● About this task: I need every line that includes the word "text" copied from the material.

● Recorded information:
● ● ● ●

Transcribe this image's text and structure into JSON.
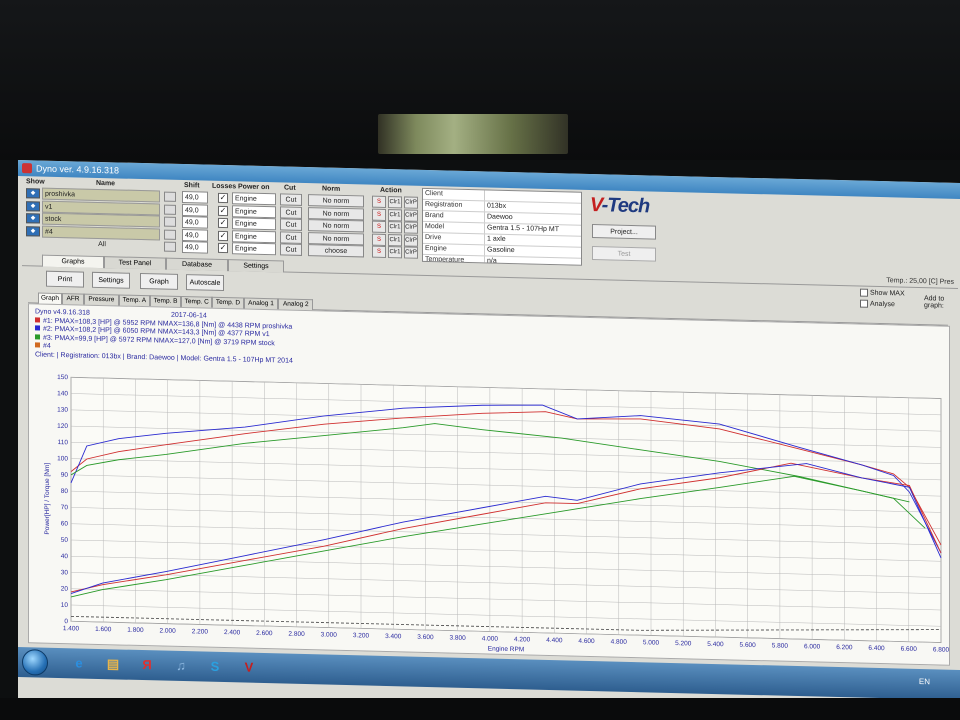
{
  "window": {
    "title": "Dyno ver. 4.9.16.318"
  },
  "channels": {
    "headers": {
      "show": "Show",
      "name": "Name",
      "shift": "Shift",
      "losses": "Losses",
      "power_on": "Power on",
      "cut": "Cut",
      "norm": "Norm",
      "action": "Action"
    },
    "rows": [
      {
        "name": "proshivka",
        "shift": "49,0",
        "power_on": "Engine",
        "cut": "Cut",
        "norm": "No norm"
      },
      {
        "name": "v1",
        "shift": "49,0",
        "power_on": "Engine",
        "cut": "Cut",
        "norm": "No norm"
      },
      {
        "name": "stock",
        "shift": "49,0",
        "power_on": "Engine",
        "cut": "Cut",
        "norm": "No norm"
      },
      {
        "name": "#4",
        "shift": "49,0",
        "power_on": "Engine",
        "cut": "Cut",
        "norm": "No norm"
      },
      {
        "name": "All",
        "shift": "49,0",
        "power_on": "Engine",
        "cut": "Cut",
        "norm": "choose"
      }
    ],
    "action_labels": {
      "clear": "Clr1",
      "copy": "ClrP"
    }
  },
  "client_info": [
    {
      "k": "Client",
      "v": ""
    },
    {
      "k": "Registration",
      "v": "013bx"
    },
    {
      "k": "Brand",
      "v": "Daewoo"
    },
    {
      "k": "Model",
      "v": "Gentra 1.5 - 107Hp MT"
    },
    {
      "k": "Drive",
      "v": "1 axle"
    },
    {
      "k": "Engine",
      "v": "Gasoline"
    },
    {
      "k": "Temperature",
      "v": "n/a"
    }
  ],
  "logo": {
    "v": "V",
    "rest": "-Tech"
  },
  "buttons": {
    "project": "Project...",
    "test": "Test",
    "print": "Print",
    "settings": "Settings",
    "graph": "Graph",
    "autoscale": "Autoscale"
  },
  "tabs": [
    "Graphs",
    "Test Panel",
    "Database",
    "Settings"
  ],
  "temp_readout": "Temp.: 25,00 [C]   Pres",
  "options": {
    "show_max": "Show MAX",
    "analyse": "Analyse",
    "add_to_graph": "Add to graph:"
  },
  "subtabs": [
    "Graph",
    "AFR",
    "Pressure",
    "Temp. A",
    "Temp. B",
    "Temp. C",
    "Temp. D",
    "Analog 1",
    "Analog 2"
  ],
  "legend": {
    "version": "Dyno v4.9.16.318",
    "date": "2017-06-14",
    "lines": [
      {
        "text": "#1: PMAX=108,3 [HP] @ 5952 RPM    NMAX=136,8 [Nm] @ 4438 RPM   proshivka",
        "color": "#d03030"
      },
      {
        "text": "#2: PMAX=108,2 [HP] @ 6050 RPM    NMAX=143,3 [Nm] @ 4377 RPM   v1",
        "color": "#2a2ad0"
      },
      {
        "text": "#3: PMAX=99,9 [HP] @ 5972 RPM    NMAX=127,0 [Nm] @ 3719 RPM   stock",
        "color": "#2a9a2a"
      },
      {
        "text": "#4",
        "color": "#d06a20"
      }
    ],
    "client_line": "Client:  | Registration: 013bx | Brand: Daewoo | Model: Gentra 1.5 - 107Hp MT 2014"
  },
  "chart_data": {
    "type": "line",
    "xlabel": "Engine RPM",
    "ylabel": "Power[HP] / Torque [Nm]",
    "xlim": [
      1400,
      6900
    ],
    "ylim": [
      0,
      150
    ],
    "x_ticks": [
      "1.400",
      "1.600",
      "1.800",
      "2.000",
      "2.200",
      "2.400",
      "2.600",
      "2.800",
      "3.000",
      "3.200",
      "3.400",
      "3.600",
      "3.800",
      "4.000",
      "4.200",
      "4.400",
      "4.600",
      "4.800",
      "5.000",
      "5.200",
      "5.400",
      "5.600",
      "5.800",
      "6.000",
      "6.200",
      "6.400",
      "6.600",
      "6.800"
    ],
    "y_ticks": [
      "0",
      "10",
      "20",
      "30",
      "40",
      "50",
      "60",
      "70",
      "80",
      "90",
      "100",
      "110",
      "120",
      "130",
      "140",
      "150"
    ],
    "grid": true,
    "series": [
      {
        "name": "proshivka",
        "kind": "torque",
        "color": "#d03030",
        "x": [
          1400,
          1500,
          1700,
          2000,
          2500,
          3000,
          3500,
          4000,
          4400,
          4600,
          5000,
          5500,
          6000,
          6400,
          6600,
          6700,
          6900
        ],
        "y": [
          92,
          100,
          105,
          110,
          118,
          125,
          130,
          134,
          136,
          132,
          133,
          128,
          117,
          108,
          103,
          95,
          60
        ]
      },
      {
        "name": "v1",
        "kind": "torque",
        "color": "#2a2ad0",
        "x": [
          1400,
          1500,
          1700,
          2000,
          2500,
          3000,
          3500,
          4000,
          4380,
          4600,
          5000,
          5500,
          6000,
          6400,
          6600,
          6700,
          6900
        ],
        "y": [
          85,
          108,
          113,
          117,
          122,
          130,
          136,
          139,
          140,
          132,
          135,
          131,
          118,
          108,
          102,
          92,
          55
        ]
      },
      {
        "name": "stock",
        "kind": "torque",
        "color": "#2a9a2a",
        "x": [
          1400,
          1500,
          1700,
          2000,
          2500,
          3000,
          3500,
          3700,
          4000,
          4500,
          5000,
          5500,
          6000,
          6400,
          6600,
          6800
        ],
        "y": [
          90,
          96,
          100,
          104,
          112,
          118,
          124,
          127,
          124,
          120,
          114,
          108,
          100,
          92,
          88,
          70
        ]
      },
      {
        "name": "proshivka",
        "kind": "power",
        "color": "#d03030",
        "x": [
          1400,
          1600,
          2000,
          2500,
          3000,
          3500,
          4000,
          4400,
          4600,
          5000,
          5500,
          5952,
          6400,
          6700,
          6900
        ],
        "y": [
          18,
          23,
          30,
          40,
          50,
          62,
          72,
          80,
          80,
          90,
          98,
          108,
          100,
          96,
          55
        ]
      },
      {
        "name": "v1",
        "kind": "power",
        "color": "#2a2ad0",
        "x": [
          1400,
          1600,
          2000,
          2500,
          3000,
          3500,
          4000,
          4400,
          4600,
          5000,
          5500,
          6050,
          6400,
          6700,
          6900
        ],
        "y": [
          17,
          24,
          32,
          43,
          54,
          66,
          76,
          84,
          82,
          93,
          101,
          108,
          100,
          95,
          52
        ]
      },
      {
        "name": "stock",
        "kind": "power",
        "color": "#2a9a2a",
        "x": [
          1400,
          1600,
          2000,
          2500,
          3000,
          3500,
          4000,
          4500,
          5000,
          5500,
          5972,
          6400,
          6700
        ],
        "y": [
          15,
          20,
          27,
          37,
          47,
          57,
          66,
          75,
          84,
          92,
          100,
          92,
          86
        ]
      },
      {
        "name": "#4",
        "kind": "baseline",
        "color": "#555555",
        "x": [
          1400,
          3000,
          5000,
          6900
        ],
        "y": [
          3,
          3,
          3,
          8
        ]
      }
    ]
  },
  "taskbar": {
    "items": [
      {
        "name": "ie",
        "label": "e",
        "color": "#2b8fe0"
      },
      {
        "name": "explorer",
        "label": "▤",
        "color": "#e8b54a"
      },
      {
        "name": "yandex",
        "label": "Я",
        "color": "#e03030"
      },
      {
        "name": "media",
        "label": "♫",
        "color": "#8db8e0"
      },
      {
        "name": "skype",
        "label": "S",
        "color": "#2aa0e0"
      },
      {
        "name": "vtech",
        "label": "V",
        "color": "#c41f1f"
      }
    ],
    "lang": "EN"
  }
}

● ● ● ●

● Response to the task:
Transcribe this image's text and structure into JSON.
        "text": "#1: PMAX=108,3 [HP] @ 5952 RPM    NMAX=136,8 [Nm] @ 4438 RPM   proshivka",
        "text": "#2: PMAX=108,2 [HP] @ 6050 RPM    NMAX=143,3 [Nm] @ 4377 RPM   v1",
        "text": "#3: PMAX=99,9 [HP] @ 5972 RPM    NMAX=127,0 [Nm] @ 3719 RPM   stock",
        "text": "#4",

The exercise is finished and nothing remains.